***** Data in this exercise
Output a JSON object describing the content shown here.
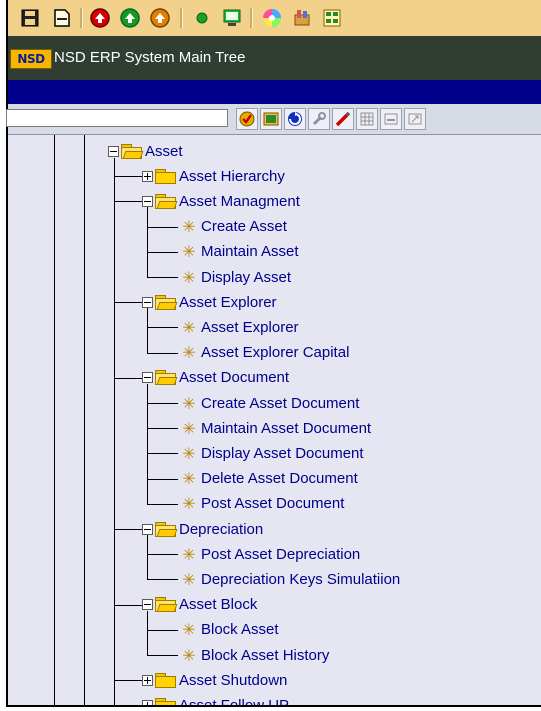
{
  "title": "NSD ERP System Main Tree",
  "logo_text": "NSD",
  "search": {
    "value": "",
    "placeholder": ""
  },
  "tree": {
    "root": "Asset",
    "items": [
      {
        "label": "Asset Hierarchy",
        "type": "folder",
        "state": "collapsed"
      },
      {
        "label": "Asset Managment",
        "type": "folder",
        "state": "expanded"
      },
      {
        "label": "Create Asset",
        "type": "transaction"
      },
      {
        "label": "Maintain Asset",
        "type": "transaction"
      },
      {
        "label": "Display Asset",
        "type": "transaction"
      },
      {
        "label": "Asset Explorer",
        "type": "folder",
        "state": "expanded"
      },
      {
        "label": "Asset Explorer",
        "type": "transaction"
      },
      {
        "label": "Asset Explorer Capital",
        "type": "transaction"
      },
      {
        "label": "Asset Document",
        "type": "folder",
        "state": "expanded"
      },
      {
        "label": "Create Asset Document",
        "type": "transaction"
      },
      {
        "label": "Maintain Asset Document",
        "type": "transaction"
      },
      {
        "label": "Display Asset Document",
        "type": "transaction"
      },
      {
        "label": "Delete Asset Document",
        "type": "transaction"
      },
      {
        "label": "Post Asset Document",
        "type": "transaction"
      },
      {
        "label": "Depreciation",
        "type": "folder",
        "state": "expanded"
      },
      {
        "label": "Post Asset Depreciation",
        "type": "transaction"
      },
      {
        "label": "Depreciation Keys Simulatiion",
        "type": "transaction"
      },
      {
        "label": "Asset Block",
        "type": "folder",
        "state": "expanded"
      },
      {
        "label": "Block Asset",
        "type": "transaction"
      },
      {
        "label": "Block Asset History",
        "type": "transaction"
      },
      {
        "label": "Asset Shutdown",
        "type": "folder",
        "state": "collapsed"
      },
      {
        "label": "Asset Follow UP",
        "type": "folder",
        "state": "collapsed"
      }
    ]
  },
  "colors": {
    "toolbar": "#f2d28a",
    "titlebar": "#2f3d33",
    "accent_bar": "#00008c",
    "tree_bg": "#e6e6f2",
    "tree_text": "#00008c"
  },
  "icons": {
    "toolbar": [
      "save-icon",
      "new-document-icon",
      "back-icon",
      "exit-icon",
      "cancel-icon",
      "status-light-icon",
      "display-icon",
      "color-wheel-icon",
      "tools-icon",
      "layout-icon"
    ],
    "tree_toolbar": [
      "check-icon",
      "image-icon",
      "refresh-icon",
      "wrench-icon",
      "pencil-icon",
      "grid-icon",
      "minimize-icon",
      "export-icon"
    ]
  }
}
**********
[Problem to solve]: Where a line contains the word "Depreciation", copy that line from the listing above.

[Task result]:
        "label": "Depreciation",
        "label": "Post Asset Depreciation",
        "label": "Depreciation Keys Simulatiion",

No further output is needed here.